It would never have struck me to apologize for the fact that I worked for my living. All the girls in my town expected to earn their own living. Most of us went to work as soon as we were graduated from college or high school, or from the condensed form of instruction known as the business college. In that Middle West town no girl dreamed of remaining at home as a burden to the family to support. Sometimes strict necessity urged us forth suddenly from homes that had been a shelter and an inspiration, and sometimes we were only too glad to leave those homes and earn comforts elsewhere. When we met a new girl, we did not ask, “Who is she?” We inquired, “What does she do?”50
Sears by no means viewed the need to work as a calamity. She argued instead that economic independence was a definite benefit, and illustrated her point with the tale of a woman who was financially controlled by her father:

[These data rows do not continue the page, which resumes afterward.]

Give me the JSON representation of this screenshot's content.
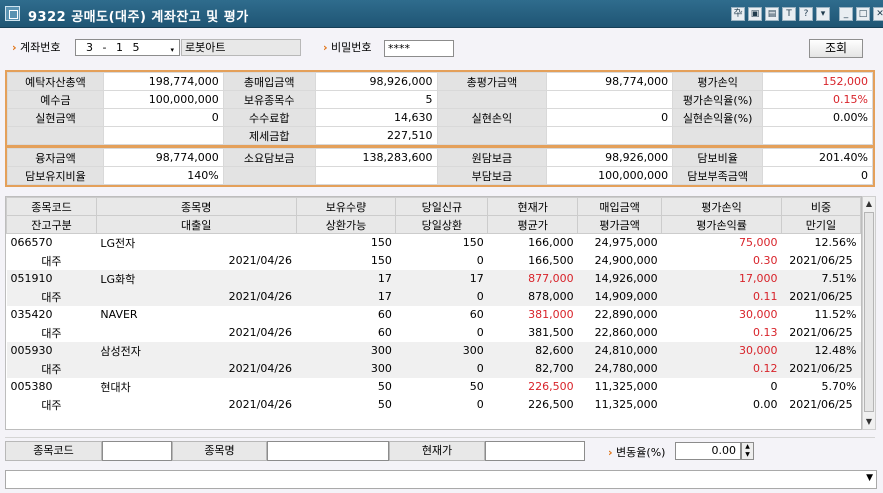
{
  "window": {
    "title": "9322 공매도(대주) 계좌잔고 및 평가",
    "controls": [
      "pin-icon",
      "save-icon",
      "print-icon",
      "text-icon",
      "help-icon",
      "dropdown-icon",
      "minimize-icon",
      "maximize-icon",
      "close-icon"
    ],
    "control_glyphs": [
      "卆",
      "▣",
      "▤",
      "T",
      "?",
      "▾",
      "_",
      "□",
      "✕"
    ]
  },
  "search": {
    "account_label": "계좌번호",
    "account_value": "3 - 1 5",
    "account_name": "로봇아트",
    "password_label": "비밀번호",
    "password_value": "****",
    "query_button": "조회"
  },
  "summary": {
    "rows1": [
      [
        "예탁자산총액",
        "198,774,000",
        "총매입금액",
        "98,926,000",
        "총평가금액",
        "98,774,000",
        "평가손익",
        "152,000"
      ],
      [
        "예수금",
        "100,000,000",
        "보유종목수",
        "5",
        "",
        "",
        "평가손익율(%)",
        "0.15%"
      ],
      [
        "실현금액",
        "0",
        "수수료합",
        "14,630",
        "실현손익",
        "0",
        "실현손익율(%)",
        "0.00%"
      ],
      [
        "",
        "",
        "제세금합",
        "227,510",
        "",
        "",
        "",
        ""
      ]
    ],
    "rows2": [
      [
        "융자금액",
        "98,774,000",
        "소요담보금",
        "138,283,600",
        "원담보금",
        "98,926,000",
        "담보비율",
        "201.40%"
      ],
      [
        "담보유지비율",
        "140%",
        "",
        "",
        "부담보금",
        "100,000,000",
        "담보부족금액",
        "0"
      ]
    ]
  },
  "grid": {
    "header1": [
      "종목코드",
      "종목명",
      "보유수량",
      "당일신규",
      "현재가",
      "매입금액",
      "평가손익",
      "비중"
    ],
    "header2": [
      "잔고구분",
      "대출일",
      "상환가능",
      "당일상환",
      "평균가",
      "평가금액",
      "평가손익률",
      "만기일"
    ],
    "rows": [
      [
        "066570",
        "LG전자",
        "150",
        "150",
        "166,000",
        "24,975,000",
        "75,000",
        "12.56%"
      ],
      [
        "대주",
        "2021/04/26",
        "150",
        "0",
        "166,500",
        "24,900,000",
        "0.30",
        "2021/06/25"
      ],
      [
        "051910",
        "LG화학",
        "17",
        "17",
        "877,000",
        "14,926,000",
        "17,000",
        "7.51%"
      ],
      [
        "대주",
        "2021/04/26",
        "17",
        "0",
        "878,000",
        "14,909,000",
        "0.11",
        "2021/06/25"
      ],
      [
        "035420",
        "NAVER",
        "60",
        "60",
        "381,000",
        "22,890,000",
        "30,000",
        "11.52%"
      ],
      [
        "대주",
        "2021/04/26",
        "60",
        "0",
        "381,500",
        "22,860,000",
        "0.13",
        "2021/06/25"
      ],
      [
        "005930",
        "삼성전자",
        "300",
        "300",
        "82,600",
        "24,810,000",
        "30,000",
        "12.48%"
      ],
      [
        "대주",
        "2021/04/26",
        "300",
        "0",
        "82,700",
        "24,780,000",
        "0.12",
        "2021/06/25"
      ],
      [
        "005380",
        "현대차",
        "50",
        "50",
        "226,500",
        "11,325,000",
        "0",
        "5.70%"
      ],
      [
        "대주",
        "2021/04/26",
        "50",
        "0",
        "226,500",
        "11,325,000",
        "0.00",
        "2021/06/25"
      ]
    ]
  },
  "bottom": {
    "code_label": "종목코드",
    "name_label": "종목명",
    "price_label": "현재가",
    "rate_label": "변동율(%)",
    "rate_value": "0.00"
  },
  "colors": {
    "accent_orange": "#e07010",
    "red": "#d8232a",
    "title_bg": "#1f5574"
  }
}
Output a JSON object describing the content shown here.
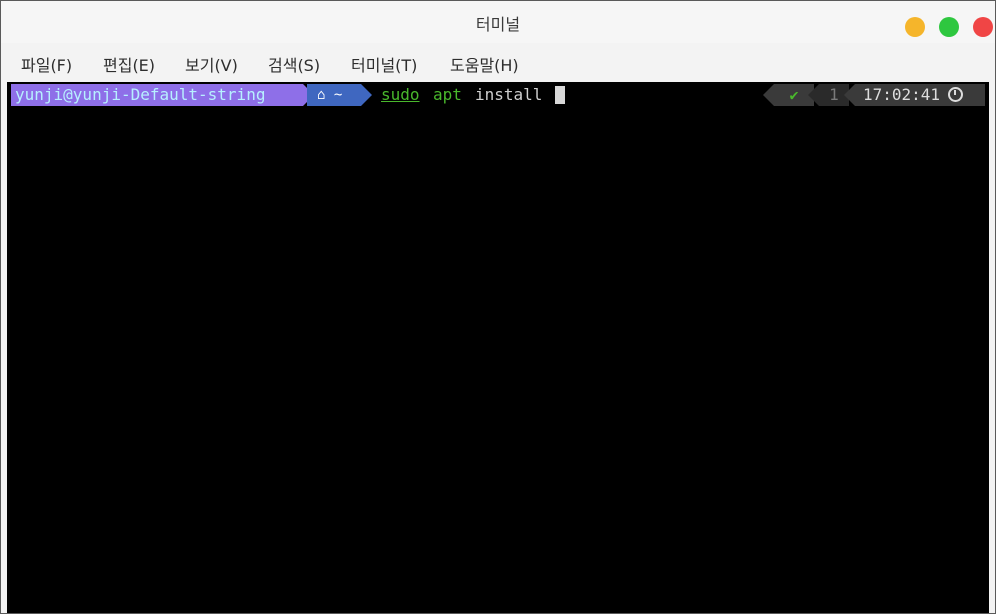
{
  "window": {
    "title": "터미널"
  },
  "menu": [
    {
      "label": "파일(F)"
    },
    {
      "label": "편집(E)"
    },
    {
      "label": "보기(V)"
    },
    {
      "label": "검색(S)"
    },
    {
      "label": "터미널(T)"
    },
    {
      "label": "도움말(H)"
    }
  ],
  "prompt": {
    "user_host": "yunji@yunji-Default-string",
    "dir": "~",
    "home_icon": "⌂",
    "command": {
      "sudo": "sudo",
      "apt": "apt",
      "arg": "install"
    },
    "status_icon": "✔",
    "jobs": "1",
    "time": "17:02:41"
  },
  "colors": {
    "user_segment": "#8e6fe8",
    "dir_segment": "#3f67c0",
    "command_green": "#49b82c",
    "terminal_bg": "#000000"
  }
}
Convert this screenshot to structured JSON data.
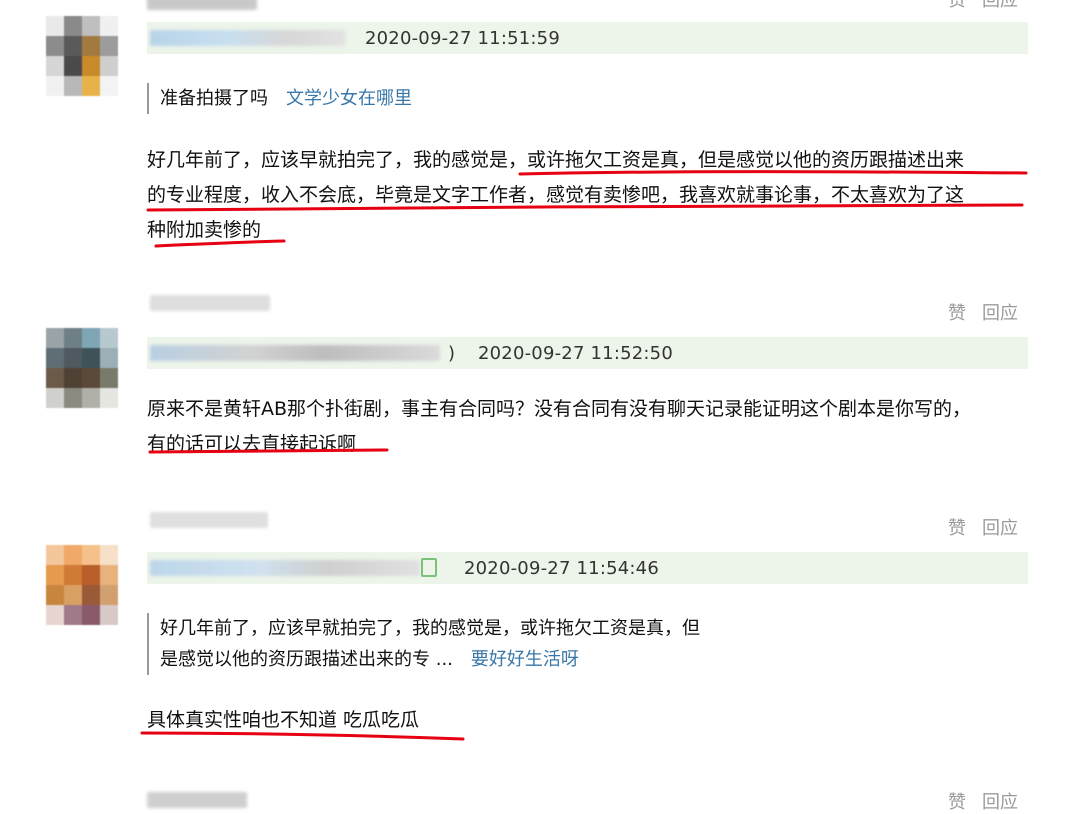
{
  "comments": [
    {
      "time": "2020-09-27 11:51:59",
      "quote": {
        "text": "准备拍摄了吗",
        "author": "文学少女在哪里"
      },
      "content_lines": [
        "好几年前了，应该早就拍完了，我的感觉是，或许拖欠工资是真，但是感觉以他的资历跟描述出来",
        "的专业程度，收入不会底，毕竟是文字工作者，感觉有卖惨吧，我喜欢就事论事，不太喜欢为了这",
        "种附加卖惨的"
      ]
    },
    {
      "actions": {
        "like": "赞",
        "reply": "回应"
      },
      "name_suffix": ")",
      "time": "2020-09-27 11:52:50",
      "content_lines": [
        "原来不是黄轩AB那个扑街剧，事主有合同吗？没有合同有没有聊天记录能证明这个剧本是你写的，",
        "有的话可以去直接起诉啊"
      ]
    },
    {
      "actions": {
        "like": "赞",
        "reply": "回应"
      },
      "time": "2020-09-27 11:54:46",
      "quote": {
        "line1": "好几年前了，应该早就拍完了，我的感觉是，或许拖欠工资是真，但",
        "line2": "是感觉以他的资历跟描述出来的专 ...",
        "author": "要好好生活呀"
      },
      "content_lines": [
        "具体真实性咱也不知道 吃瓜吃瓜"
      ]
    }
  ],
  "top_actions": {
    "like": "赞",
    "reply": "回应"
  },
  "bottom_actions": {
    "like": "赞",
    "reply": "回应"
  },
  "colors": {
    "meta_bar": "#edf4ea",
    "link": "#3877a8",
    "underline": "#e60012",
    "action": "#9a9a9a"
  }
}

Not long ago a woman was telling me most pathetically that she had been forced to give up her club work. She was a victim of the old regime when every man was the overlord of his own household. She was thirty years old and unmarried, and she said her father had refused to pay her club dues any longer because the members had invited Emma Goldman, in a fit of broad-minded liberality, to speak before the club on an extremely innocent and unexciting subject. She regarded me rather dubiously when I told her I thought it served her right for expecting her father, at her age, to pay her club dues. She still feels that she did right in attending the lecture, for she says it broadened her mind considerably to think that the club had advanced to the point where they would admit Emma Goldman, even though it was mainly out of curiosity. But she acquiesces meekly in the refusal of her father to continue to pay her club dues. You see, she is a slave to her job of being a daughter and a parasite upon her father’s bounty.51
For wome women, participation in the labor force afforded psychological benefits such as increased independence and self-reliance. This, however, should not distract attention from the central fact of working-class life: most women worked because they had to.